Parameter and variable names

DITA has four elements for distinguishing parameters, arguments and variables, depending on the context in which they are specified.

In computer science, a parameter is a type of variable which is passed to a program or sub-routine. The term parameter is closely associated with the term argument; a parameter is defined in the procedure definition itself, while the argument is the value passed to the procedure in the procedure call. (In this context, a procedure means a program function, routine or sub-routine.)

For example, in the CalcCharge procedure following, the parameters are hourlyRate and numHours..
Function CalcCharge(hourRate as Integer, numHours as Integer) as Integer
  Return (hourRate * numHours)
End Function
When the CalcCharge procedure is called, the values passed to the procedure are the arguments; in this case, the values 55 and 130.
grossFee = CalcCharge(55,130)
In some cases, the values of variables will be passed as arguments; that is, they will be a named substitute for the value.
hr = 55
co = 130
grossFee = CalcCharge(hr,co)

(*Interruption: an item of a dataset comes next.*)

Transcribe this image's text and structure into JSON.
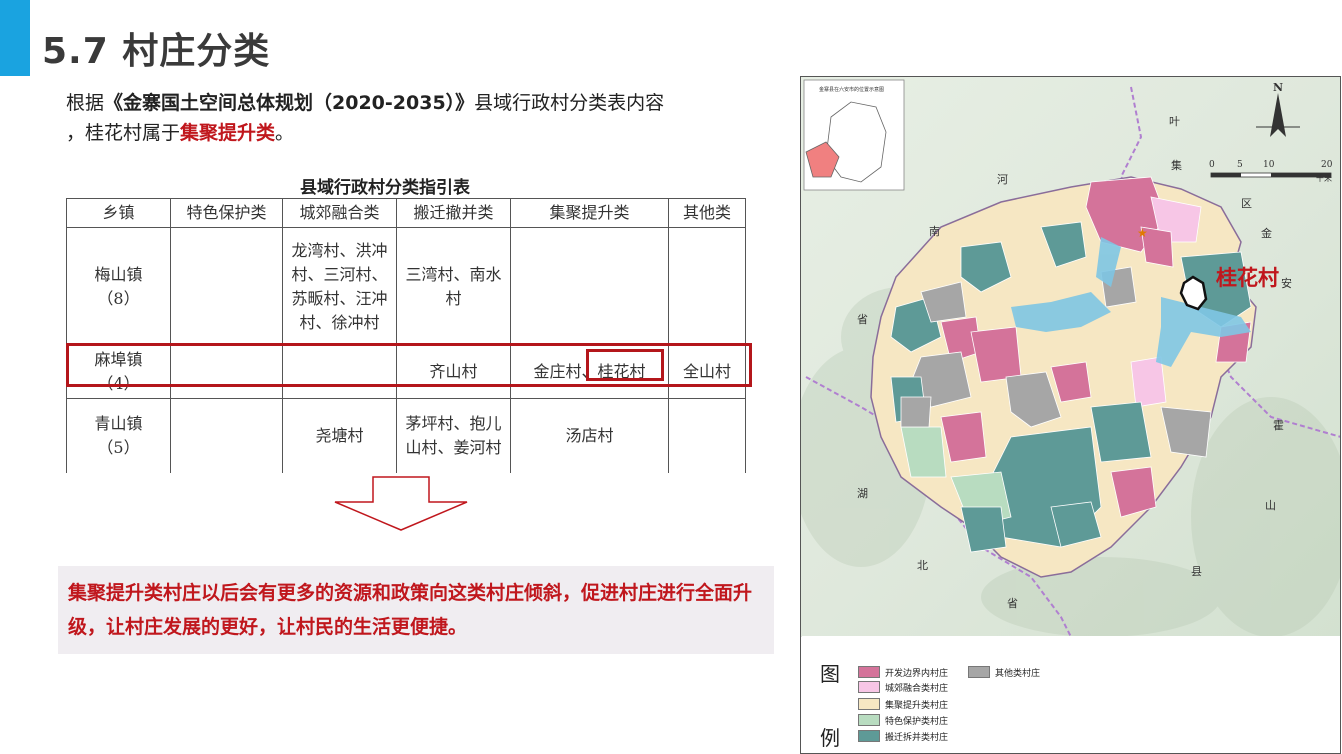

The three terms parameter, argument, and variable are often used interchangeably, to the point that their specific meanings are often confused. To further confuse matters, their meaning in documentation is subtly different. For example, a variable in documentation is a placeholder in the text that the reader needs to substitute with values particular to the reader.

DITA has four elements used for identifying parameters, arguments, and variables: parmname (parameter name), parml (parameter list), varname (variable name), and var (variable).
parmname
Used to identify programming parameters and arguments in commands, calls, and functions. Documentation usually focusses on the parameters (the information passed to a procedure), rather than the procedure's arguments, so parmname is appropriately named. The parmname element belongs to DITA's programming domain; it is intended for documenting APIs rather than applications.
parml
Used to identify a list of programming parameters and arguments in commands, calls, and functions. The parml element has a list structure, comprising plentry (row), pt (parameter term), and pd (parameter definition). The parmname element belongs to DITA's programming domain; it is intended for documenting APIs rather than applications.
varname
Used when the reader has to substitute a value that might be specific to their own context or environment. For example, when documenting how to log on to a system, the user name (which will vary from user to user) will be marked up as <varname>. The varname element belongs to DITA's software domain; it is intended for documenting software applications.
var
Used only in syntax diagrams (syntaxdiagram), which are special devices used to document programming languages, and application programming interfaces (APIs). The var element belongs to DITA's programming domain; it is intended for documenting programming environments.
When documenting the example CalcCharge function, the following approach might be used.
<p>The <apiname>CalcCharge</apiname> has two parameters:
 <parml>
   <plentry>
    <pd>rate</pd>
    <pt>The hourly rate charged to the client.</pt>
   </plentry>
   <plentry>
    <pd>hours</pd>
    <pt>The total number of hours spent on the client's project.</pt>
   </plentry>
 </parml>
</p>
<p>Both <parmname>rate</parmname> and <parmname>hours</parmname> must be integer values.
</p>
By contrast, the varname element might be used in a description of a Vehicle Identification Number in a car owner's manual as:
<p>The VIN number has the following structure:
 <varname>Place of Manufacture</varname>
 <varname>Model</varname>
 <varname>Make</varname>
 <varname>Engine</varname>
 <varname>Type</varname>
 <varname>Equipment</varname>
 <varname>Check Digit</varname>
 <varname>Year of Manufacture</varname>
 <varname>Production Number</varname>
</p>
In a software user guide, the varname element might be used when describing a directory location, as in:
<p>The transfer file is generated by the <cmdname>Build</cmdname> application into the
<filepath><varname>My Documents</varname>\acme\xfer</filepath> folder.</p>

In summary, use parmname for programming variables, parameters, and arguments, and varname for other documentation variable placeholders.

Do not use square brackets or other syntactical conventions for simple variable names. If your publishing tool does not insert those conventions during processing, you may need to configure the tool so that it does so.